The Satellite Applications Catapult will be delivering a ground-breaking communications network across central Milton Keynes as part of the new MK:5G Connected Communities project. The deployment will be the first private standalone 5G network in the UK and will utilise the capabilities of the Catapult’s 5G Step-Out Centre in Westcott as well as a 5G new radio (NR) infrastructure across Milton Keynes. Using the new, enhanced connectivity, the Catapult will demonstrate how 5G can be used for a range of health and social care applications.
The MK:5G project, which is being led by Milton Keynes Council and funded by SEMLEP under the Local Growth Fund, will demonstrate the need for improved communications in the health, mobility and energy sectors, with the aim of launching proof of concept trials in early 2020.
The Catapult will deploy state of the art 5G infrastructure, supporting a mix of architectures to include the use of satellite connectivity. The Catapult team is one of the key partners involved in the design, deployment and operation of the 5G network, exploiting the capability and investment of the Buckinghamshire LEP and Catapult’s 5G Step-Out Centre, a secure testing environment for 5G satellite and terrestrial capabilities.
As part of the project, the Catapult will develop a case for improving health and social care in the community. It will look at topics such as ambulance connectivity, home monitoring of illnesses, early cancer diagnosis and screening, and telemedicine delivery; all of which can benefit from 5G capabilities.
A second focus area is mobility, which is being led by Milton Keynes Council; this will look at all areas of transport including supporting the deployment of autonomous vehicles across the city. As part of this, the Catapult’s connectivity experts are developing the network capabilities to support delivery robots currently used in Milton Keynes, enabling them to connect to the 5G infrastructure, to improve efficiency and reliability.
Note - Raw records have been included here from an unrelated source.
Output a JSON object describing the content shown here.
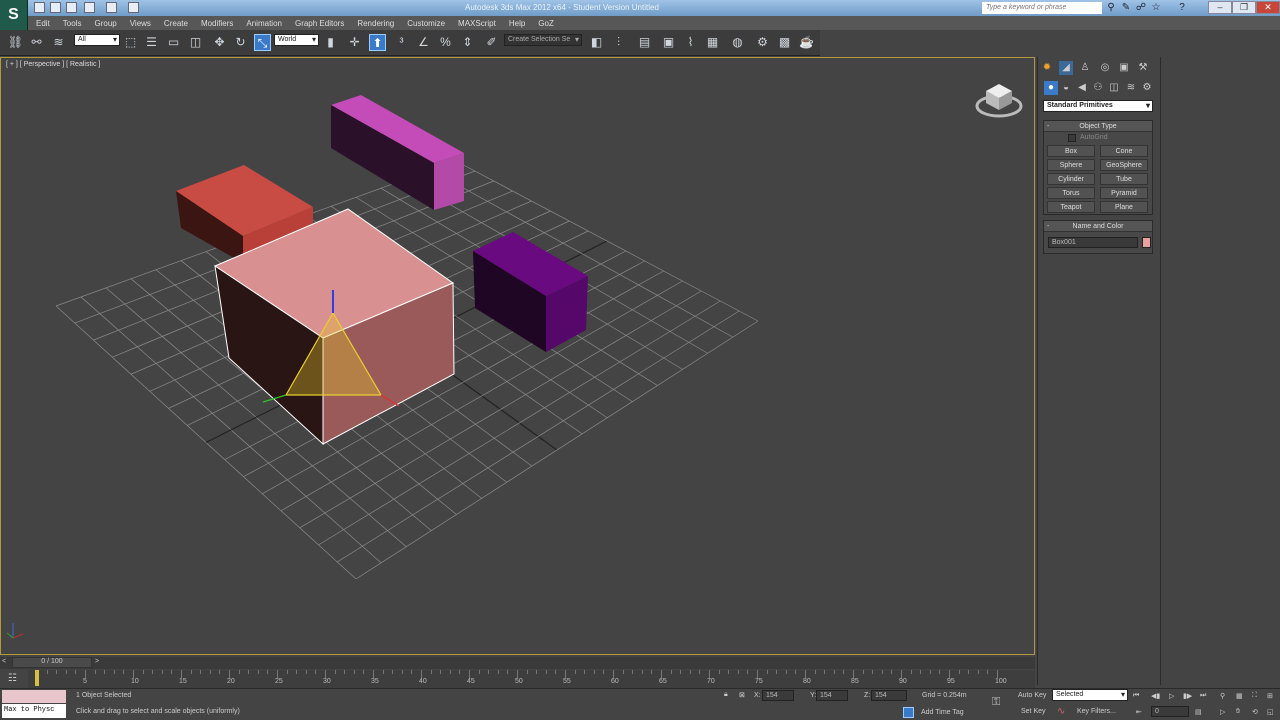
{
  "title": "Autodesk 3ds Max 2012 x64 - Student Version   Untitled",
  "search": {
    "placeholder": "Type a keyword or phrase"
  },
  "menu": [
    "Edit",
    "Tools",
    "Group",
    "Views",
    "Create",
    "Modifiers",
    "Animation",
    "Graph Editors",
    "Rendering",
    "Customize",
    "MAXScript",
    "Help",
    "GoZ"
  ],
  "toolbar": {
    "selection_filter": "All",
    "coord_system": "World",
    "named_selection": "Create Selection Se"
  },
  "viewport": {
    "label": "[ + ] [ Perspective ] [ Realistic ]"
  },
  "command_panel": {
    "category": "Standard Primitives",
    "object_type_title": "Object Type",
    "autogrid": "AutoGrid",
    "buttons": [
      "Box",
      "Cone",
      "Sphere",
      "GeoSphere",
      "Cylinder",
      "Tube",
      "Torus",
      "Pyramid",
      "Teapot",
      "Plane"
    ],
    "name_color_title": "Name and Color",
    "object_name": "Box001",
    "object_color": "#e8a0a0"
  },
  "timeline": {
    "frame": "0 / 100",
    "ticks": [
      "0",
      "5",
      "10",
      "15",
      "20",
      "25",
      "30",
      "35",
      "40",
      "45",
      "50",
      "55",
      "60",
      "65",
      "70",
      "75",
      "80",
      "85",
      "90",
      "95",
      "100"
    ]
  },
  "status": {
    "maxscript": "Max to Physc",
    "selected": "1 Object Selected",
    "prompt": "Click and drag to select and scale objects (uniformly)",
    "x_label": "X:",
    "x": "154",
    "y_label": "Y:",
    "y": "154",
    "z_label": "Z:",
    "z": "154",
    "grid": "Grid = 0.254m",
    "add_time_tag": "Add Time Tag",
    "auto_key": "Auto Key",
    "set_key": "Set Key",
    "key_mode": "Selected",
    "key_filters": "Key Filters...",
    "current_frame": "0"
  },
  "colors": {
    "accent": "#3b7ac8",
    "viewport_border": "#b49a3c"
  }
}
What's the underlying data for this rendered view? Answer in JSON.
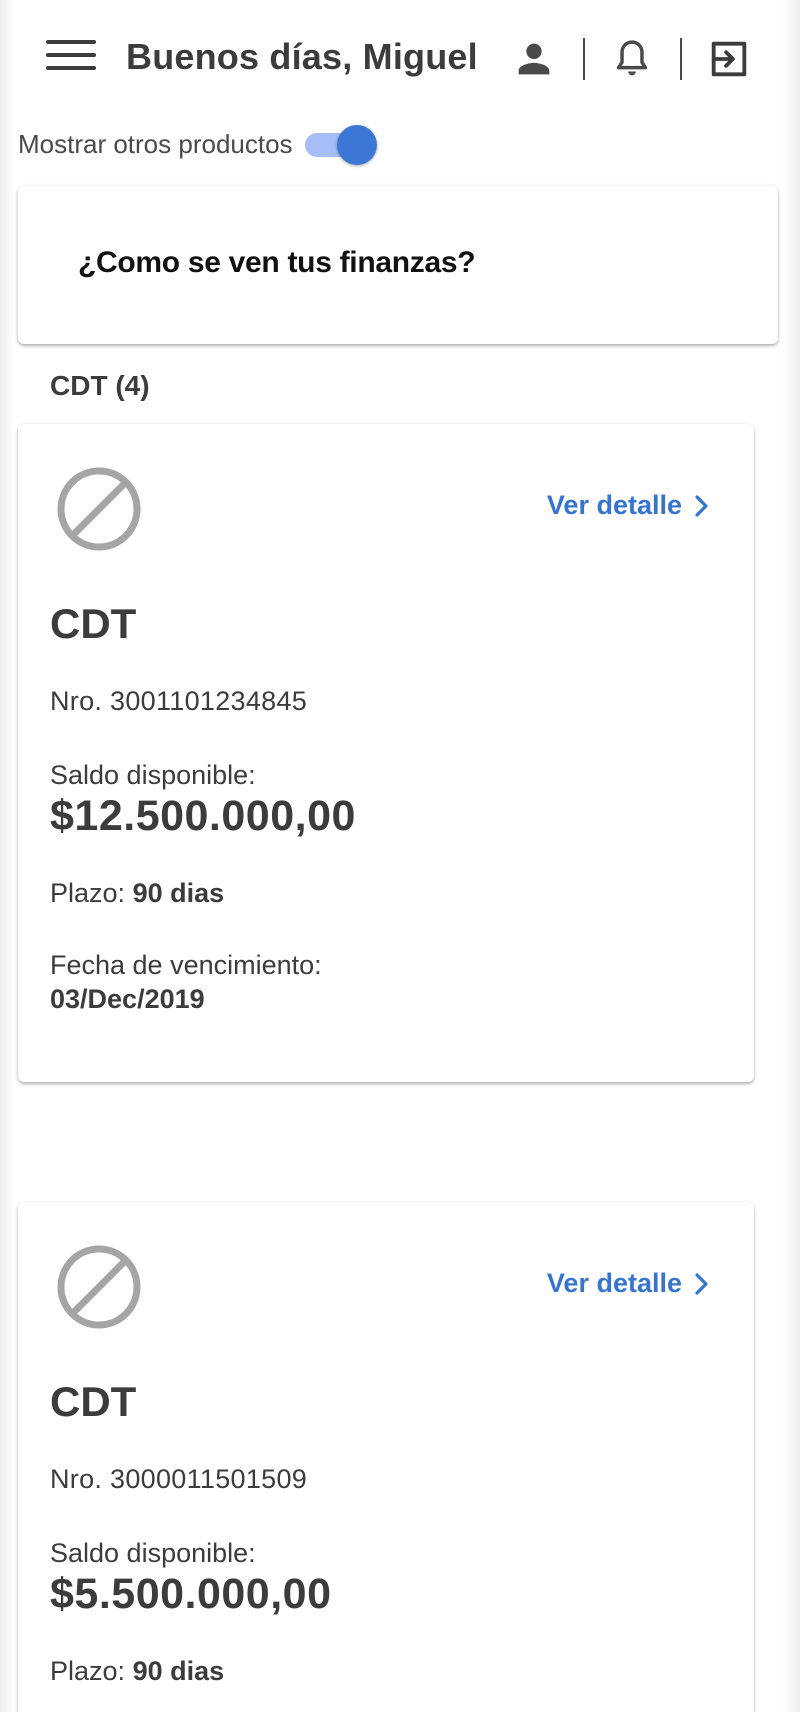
{
  "header": {
    "greeting": "Buenos días, Miguel",
    "icons": [
      "menu-icon",
      "user-icon",
      "bell-icon",
      "logout-icon"
    ]
  },
  "toggle": {
    "label": "Mostrar otros productos",
    "checked": true,
    "colors": {
      "track": "#a7bdf5",
      "knob": "#3b78d6"
    }
  },
  "finance_card": {
    "title": "¿Como se ven tus finanzas?"
  },
  "section": {
    "title": "CDT (4)"
  },
  "products": [
    {
      "icon": "block-icon",
      "detail_label": "Ver detalle",
      "name": "CDT",
      "number": "Nro. 3001101234845",
      "balance_label": "Saldo disponible:",
      "balance": "$12.500.000,00",
      "term_label": "Plazo:",
      "term_value": "90 dias",
      "due_label": "Fecha de vencimiento:",
      "due_value": "03/Dec/2019"
    },
    {
      "icon": "block-icon",
      "detail_label": "Ver detalle",
      "name": "CDT",
      "number": "Nro. 3000011501509",
      "balance_label": "Saldo disponible:",
      "balance": "$5.500.000,00",
      "term_label": "Plazo:",
      "term_value": "90 dias"
    }
  ],
  "colors": {
    "text": "#3c3c3c",
    "link": "#3575d0",
    "icon_gray": "#a5a5a5"
  }
}
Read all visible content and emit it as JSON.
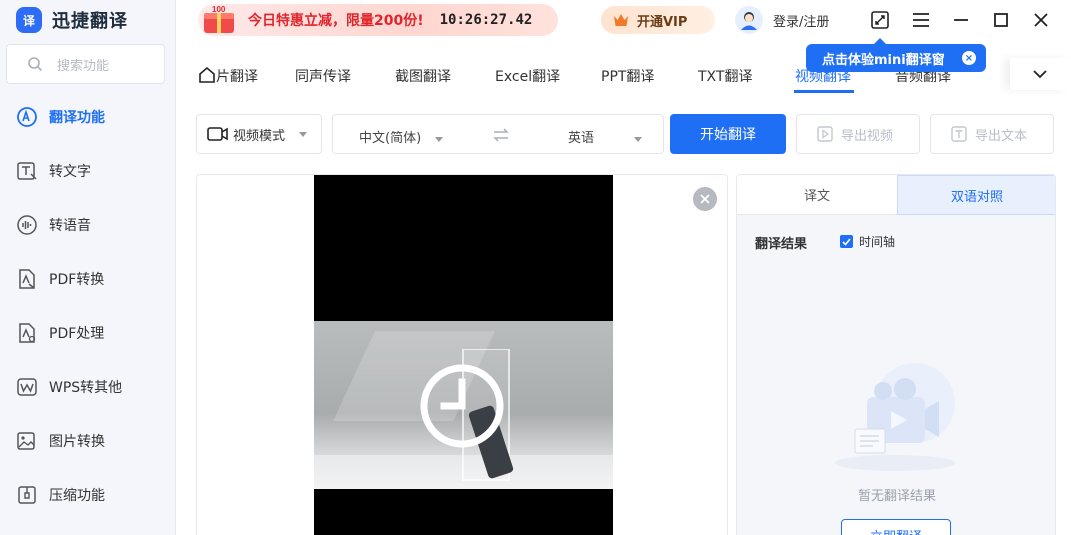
{
  "app": {
    "logo_mark": "译",
    "title": "迅捷翻译"
  },
  "search": {
    "placeholder": "搜索功能"
  },
  "sidebar": {
    "items": [
      {
        "label": "翻译功能",
        "icon": "translate-icon",
        "active": true
      },
      {
        "label": "转文字",
        "icon": "text-convert-icon"
      },
      {
        "label": "转语音",
        "icon": "voice-icon"
      },
      {
        "label": "PDF转换",
        "icon": "pdf-convert-icon"
      },
      {
        "label": "PDF处理",
        "icon": "pdf-process-icon"
      },
      {
        "label": "WPS转其他",
        "icon": "wps-icon"
      },
      {
        "label": "图片转换",
        "icon": "image-convert-icon"
      },
      {
        "label": "压缩功能",
        "icon": "compress-icon"
      }
    ]
  },
  "topbar": {
    "promo_badge": "100",
    "promo_text": "今日特惠立减，限量200份!",
    "promo_time": "10:26:27.42",
    "vip_label": "开通VIP",
    "login_label": "登录/注册"
  },
  "tooltip": {
    "text": "点击体验mini翻译窗",
    "close": "×"
  },
  "tabs": [
    {
      "label": "片翻译"
    },
    {
      "label": "同声传译"
    },
    {
      "label": "截图翻译"
    },
    {
      "label": "Excel翻译"
    },
    {
      "label": "PPT翻译"
    },
    {
      "label": "TXT翻译"
    },
    {
      "label": "视频翻译",
      "active": true
    },
    {
      "label": "音频翻译"
    }
  ],
  "toolbar": {
    "mode_label": "视频模式",
    "source_lang": "中文(简体)",
    "target_lang": "英语",
    "start_label": "开始翻译",
    "export_video_label": "导出视频",
    "export_text_label": "导出文本"
  },
  "result": {
    "tab_translation": "译文",
    "tab_bilingual": "双语对照",
    "label": "翻译结果",
    "timeline_label": "时间轴",
    "timeline_checked": true,
    "empty_text": "暂无翻译结果",
    "now_button": "立即翻译"
  },
  "colors": {
    "accent": "#1f6ff5",
    "promo_red": "#e0262d"
  }
}
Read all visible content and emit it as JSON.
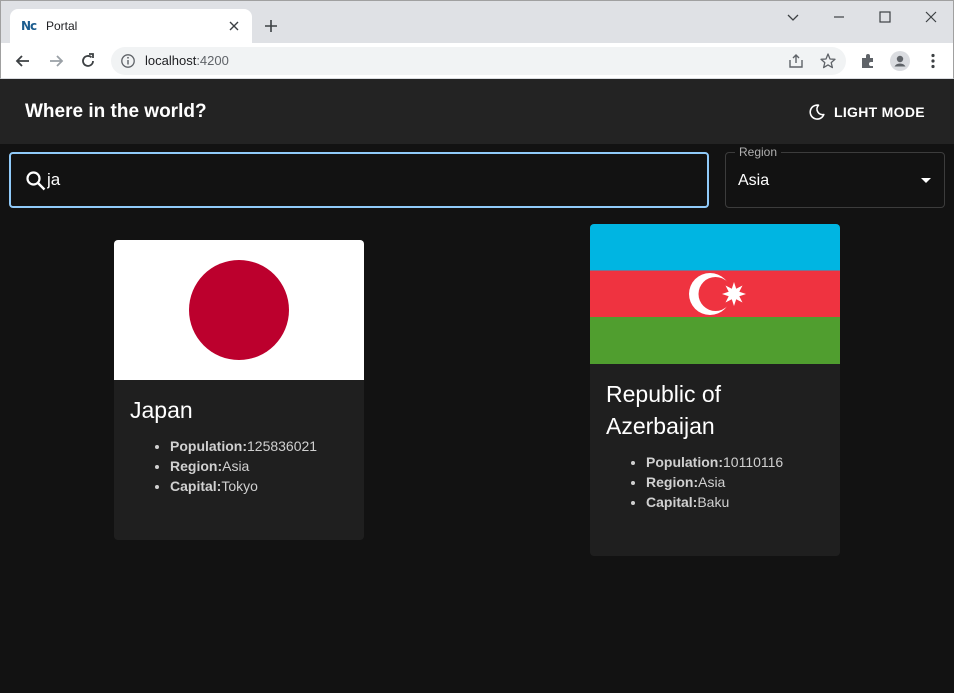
{
  "browser": {
    "tab_title": "Portal",
    "favicon_text": "Nc",
    "url_host": "localhost",
    "url_port": ":4200",
    "icons": [
      "back-icon",
      "forward-icon",
      "reload-icon",
      "info-icon",
      "share-icon",
      "star-icon",
      "extensions-icon",
      "profile-icon",
      "menu-icon",
      "minimize-icon",
      "maximize-icon",
      "close-icon",
      "chevron-down-icon",
      "new-tab-icon"
    ]
  },
  "header": {
    "title": "Where in the world?",
    "mode_label": "LIGHT MODE",
    "mode_icon": "moon-icon"
  },
  "search": {
    "value": "ja",
    "icon": "search-icon"
  },
  "filter": {
    "label": "Region",
    "value": "Asia"
  },
  "labels": {
    "population": "Population:",
    "region": "Region:",
    "capital": "Capital:"
  },
  "countries": [
    {
      "name": "Japan",
      "population": "125836021",
      "region": "Asia",
      "capital": "Tokyo",
      "flag": "japan-flag"
    },
    {
      "name": "Republic of Azerbaijan",
      "population": "10110116",
      "region": "Asia",
      "capital": "Baku",
      "flag": "azerbaijan-flag"
    }
  ],
  "colors": {
    "background": "#121212",
    "header": "#232323",
    "card": "#1f1f1f",
    "search_focus": "#90caf9",
    "japan_red": "#bc002d",
    "aze_blue": "#00b5e2",
    "aze_red": "#ef3340",
    "aze_green": "#509e2f"
  }
}
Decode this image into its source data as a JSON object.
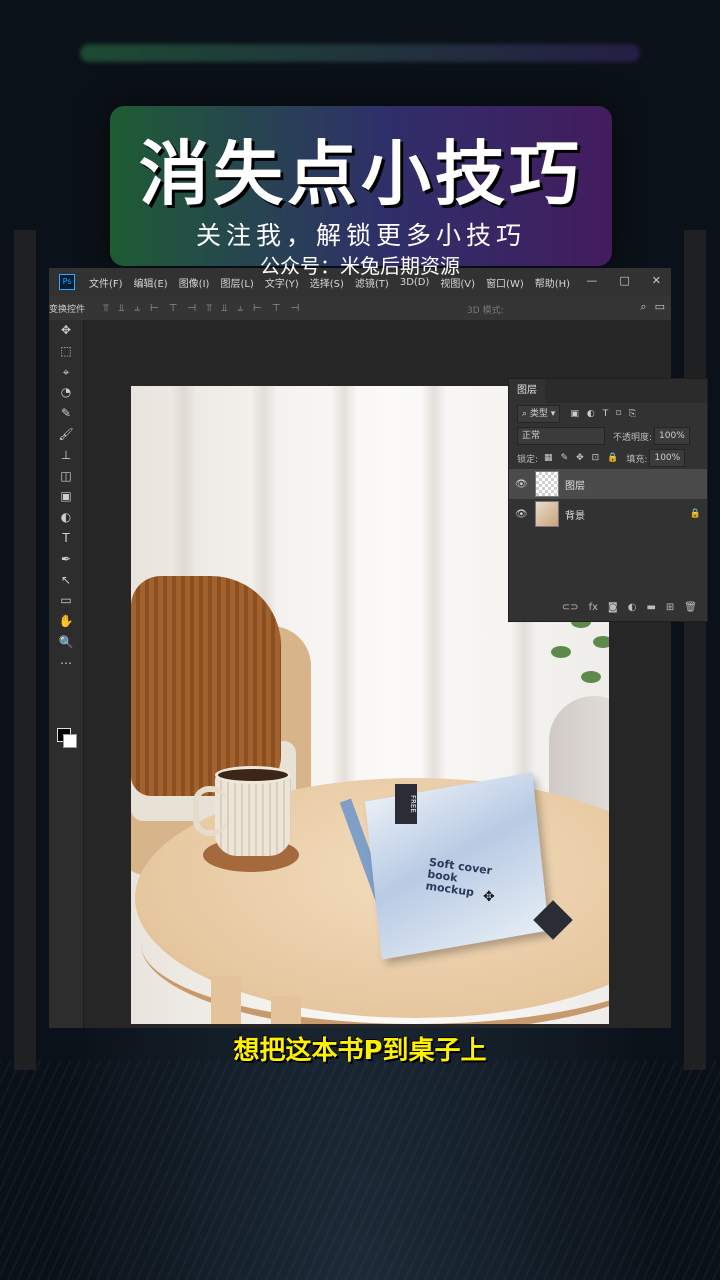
{
  "banner": {
    "title": "消失点小技巧",
    "subtitle": "关注我，解锁更多小技巧"
  },
  "watermark": "公众号：米兔后期资源",
  "photoshop": {
    "menu": [
      "文件(F)",
      "编辑(E)",
      "图像(I)",
      "图层(L)",
      "文字(Y)",
      "选择(S)",
      "滤镜(T)",
      "3D(D)",
      "视图(V)",
      "窗口(W)",
      "帮助(H)"
    ],
    "options_label": "变换控件",
    "mode_3d": "3D 模式:",
    "tools": [
      "move-icon",
      "marquee-icon",
      "lasso-icon",
      "quick-select-icon",
      "eyedropper-icon",
      "brush-icon",
      "stamp-icon",
      "eraser-icon",
      "gradient-icon",
      "dodge-icon",
      "type-icon",
      "pen-icon",
      "path-select-icon",
      "shape-icon",
      "hand-icon",
      "zoom-icon",
      "more-icon"
    ],
    "tool_glyphs": [
      "✥",
      "⬚",
      "⌖",
      "◔",
      "✎",
      "🖌",
      "⊥",
      "◫",
      "▣",
      "◐",
      "T",
      "✒",
      "↖",
      "▭",
      "✋",
      "🔍",
      "⋯"
    ],
    "layers_panel": {
      "tab": "图层",
      "kind_filter": "类型",
      "blend_mode": "正常",
      "opacity_label": "不透明度:",
      "opacity_value": "100%",
      "lock_label": "锁定:",
      "fill_label": "填充:",
      "fill_value": "100%",
      "layers": [
        {
          "name": "图层",
          "selected": true
        },
        {
          "name": "背景",
          "selected": false,
          "locked": true
        }
      ]
    }
  },
  "book": {
    "tag": "FREE",
    "text": "Soft cover book mockup"
  },
  "caption": "想把这本书P到桌子上"
}
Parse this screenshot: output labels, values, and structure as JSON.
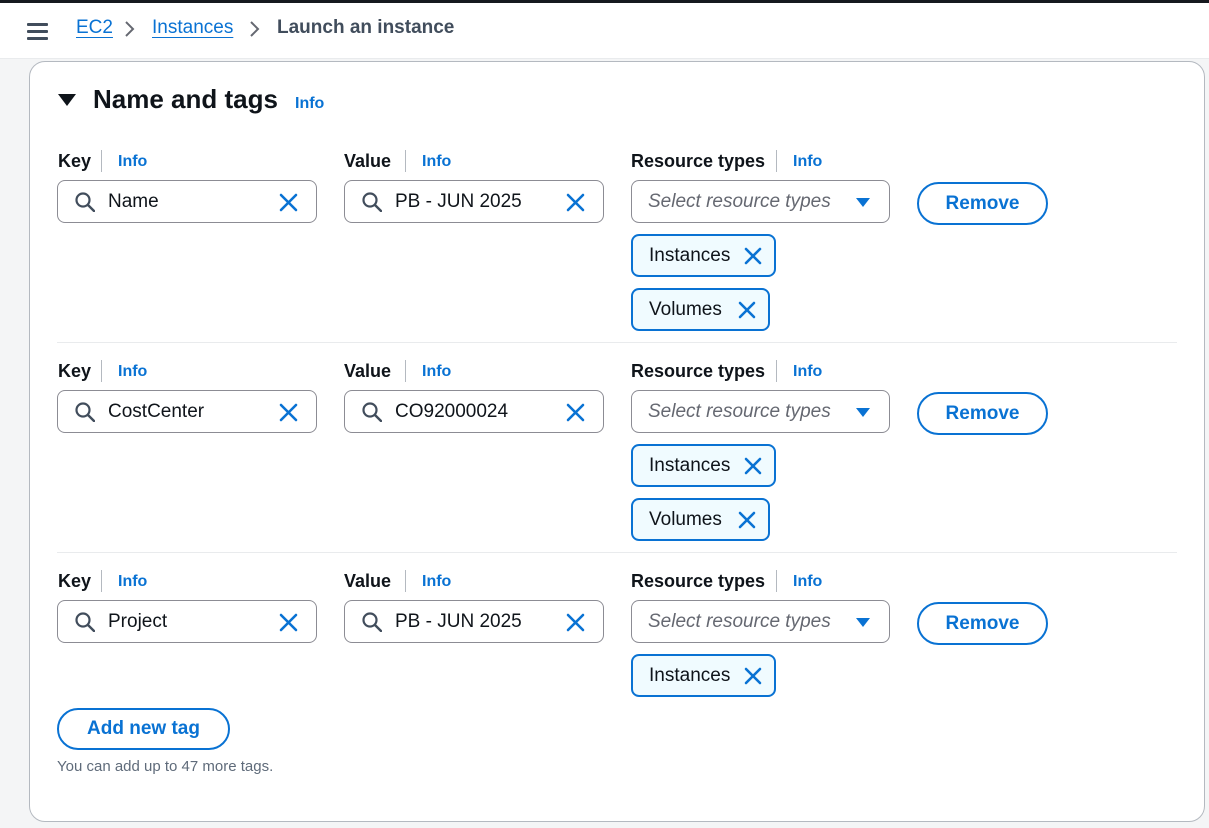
{
  "breadcrumb": {
    "items": [
      "EC2",
      "Instances"
    ],
    "current": "Launch an instance"
  },
  "section": {
    "title": "Name and tags",
    "info": "Info"
  },
  "labels": {
    "key": "Key",
    "value": "Value",
    "resource_types": "Resource types",
    "info": "Info",
    "select_placeholder": "Select resource types",
    "remove": "Remove"
  },
  "tags": [
    {
      "key": "Name",
      "value": "PB - JUN 2025",
      "resource_types": [
        "Instances",
        "Volumes"
      ]
    },
    {
      "key": "CostCenter",
      "value": "CO92000024",
      "resource_types": [
        "Instances",
        "Volumes"
      ]
    },
    {
      "key": "Project",
      "value": "PB - JUN 2025",
      "resource_types": [
        "Instances"
      ]
    }
  ],
  "add_button": "Add new tag",
  "hint": "You can add up to 47 more tags.",
  "icons": {
    "menu": "hamburger-menu-icon",
    "breadcrumb_separator": "chevron-right-icon",
    "collapse": "caret-down-icon",
    "search": "search-icon",
    "clear": "close-icon",
    "dropdown": "caret-down-icon",
    "token_remove": "close-icon"
  },
  "colors": {
    "accent": "#0972d3",
    "text": "#0f141a",
    "border": "#8c8c94",
    "token_bg": "#f0fbff"
  }
}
Kieran Arnold, Director of Ubiquitous Connectivity at the Satellite Applications Catapult, said: “Whereas previous generations focused on connecting people, 5G is all about connecting devices; and the upgrade from 4G to 5G will support a magnitude of different types of devices for numerous applications, with data exchange expected to rise from the 20+MB/sec we see on 4G to 250MB/sec and above with the advent of 5G.
“Delivering the UK’s first private standalone 5G network is a significant and exciting milestone for us, and for the UK communications industry. Features such as network slicing and enhanced mobile broadband (eMBB), massive machine type connectivity (mMTC) and ultra-reliable, low-latency connectivity (URLLC) will demonstrate the art of the possible across many sectors. For example, emergency response teams could connect with hospitals via UHD video, while a logistics company could use an intelligent journey scheduler to plot delivery routes based on planned events and current traffic.”
John Vesey, Head of Health and Wellbeing at the Satellite Applications Catapult, said: “The approach of this project is ideal for ensuring we are delivering exactly what the health and social care sector needs as opposed to imposing technology unnecessarily on users. We know that eradicating all unnecessary ambulance journeys can save the NHS £300m per year, and that improved connectivity can help with this issue. We also have experience of bringing satellite connectivity to screening and telemedicine delivery into homes and we are excited to explore how this ground-breaking private standalone 5G network can enhance these options.”
The MK:5G project currently has an open call for businesses to develop new use cases and innovations with 5G technology; find out more about the opportunity to join the project here. In addition, the Connected Places Catapult, another partner on the project, will be running a 5G accelerator programme for businesses during summer 2020.